Posthumous award for DNA discovery scientist
THE GRAVE of British chemist Rosalind Franklin, known for her role in the discovery of the structure of DNA, has been listed by Historic England to mark International Women’s Day.
Her grave in the United Synagogue’s cemetery in Willesden, north-west London, was put forward by the Royal Society, which teamed up with Historic England to celebrate the contributions of female scientists.
Dr Franklin was one of 28 ground -breaking women scientists put forward for the honour. She died aged 37 in 1968.
Her life was the subject of Anna Ziegler’s play, Photograph 51. Nicole Kidman portrayed the scientist, whose work at King’s College, London, on identifying the structure of DNA, was crucial in revealing “the secret to life”.

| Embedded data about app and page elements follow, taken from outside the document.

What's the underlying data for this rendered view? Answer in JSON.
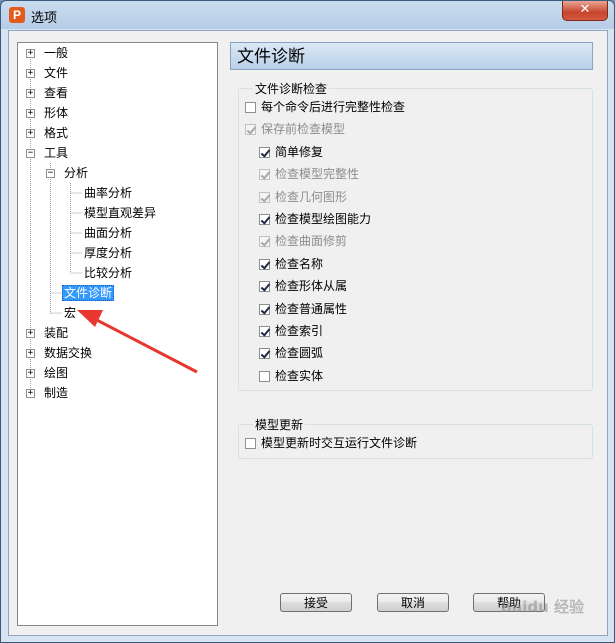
{
  "window": {
    "title": "选项",
    "app_icon_letter": "P",
    "close_glyph": "✕"
  },
  "tree": [
    {
      "label": "一般",
      "expander": "+"
    },
    {
      "label": "文件",
      "expander": "+"
    },
    {
      "label": "查看",
      "expander": "+"
    },
    {
      "label": "形体",
      "expander": "+"
    },
    {
      "label": "格式",
      "expander": "+"
    },
    {
      "label": "工具",
      "expander": "−"
    },
    {
      "label": "分析",
      "expander": "−"
    },
    {
      "label": "曲率分析"
    },
    {
      "label": "模型直观差异"
    },
    {
      "label": "曲面分析"
    },
    {
      "label": "厚度分析"
    },
    {
      "label": "比较分析"
    },
    {
      "label": "文件诊断",
      "selected": true
    },
    {
      "label": "宏"
    },
    {
      "label": "装配",
      "expander": "+"
    },
    {
      "label": "数据交换",
      "expander": "+"
    },
    {
      "label": "绘图",
      "expander": "+"
    },
    {
      "label": "制造",
      "expander": "+"
    }
  ],
  "page": {
    "title": "文件诊断",
    "check_group": {
      "title": "文件诊断检查",
      "items": [
        {
          "label": "每个命令后进行完整性检查",
          "checked": false,
          "disabled": false
        },
        {
          "label": "保存前检查模型",
          "checked": true,
          "disabled": true
        },
        {
          "label": "简单修复",
          "checked": true,
          "disabled": false
        },
        {
          "label": "检查模型完整性",
          "checked": true,
          "disabled": true
        },
        {
          "label": "检查几何图形",
          "checked": true,
          "disabled": true
        },
        {
          "label": "检查模型绘图能力",
          "checked": true,
          "disabled": false
        },
        {
          "label": "检查曲面修剪",
          "checked": true,
          "disabled": true
        },
        {
          "label": "检查名称",
          "checked": true,
          "disabled": false
        },
        {
          "label": "检查形体从属",
          "checked": true,
          "disabled": false
        },
        {
          "label": "检查普通属性",
          "checked": true,
          "disabled": false
        },
        {
          "label": "检查索引",
          "checked": true,
          "disabled": false
        },
        {
          "label": "检查圆弧",
          "checked": true,
          "disabled": false
        },
        {
          "label": "检查实体",
          "checked": false,
          "disabled": false
        }
      ]
    },
    "update_group": {
      "title": "模型更新",
      "items": [
        {
          "label": "模型更新时交互运行文件诊断",
          "checked": false,
          "disabled": false
        }
      ]
    }
  },
  "buttons": {
    "accept": "接受",
    "cancel": "取消",
    "help": "帮助"
  },
  "watermark": "Baidu 经验",
  "colors": {
    "selection": "#3399ff",
    "arrow": "#e8372e",
    "header_gradient_top": "#dbe8f5"
  }
}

Tracey Crouch, Secretary of State for Heritage, said: “The important role women have played in the field of British science is too often forgotten.
“This excellent project recognises the varied and notable contributions they Pioneering: Rosalind Franklin
made and will help raise awareness of these pioneering women scientists.” David Kaplan, of the United Synagogue, said: “We very much welcome Historic England’s listing of Rosalind Franklin’s grave.
“It will surely bring more visitors to Willesden Cemetery to connect with her story and those of many notable people buried there.
“The listing also recognises the importance of our historic burial grounds, which the United Synagogue is committed to preserving in perpetuity.”
For Wednesday’s annual women’s day, Dr Franklin was also immortalised as a Lego figure. The piece features her holding her famous Photo 51, which shows the structure of a DNA particle. Dr Franklin’s grave at Willesden cemetery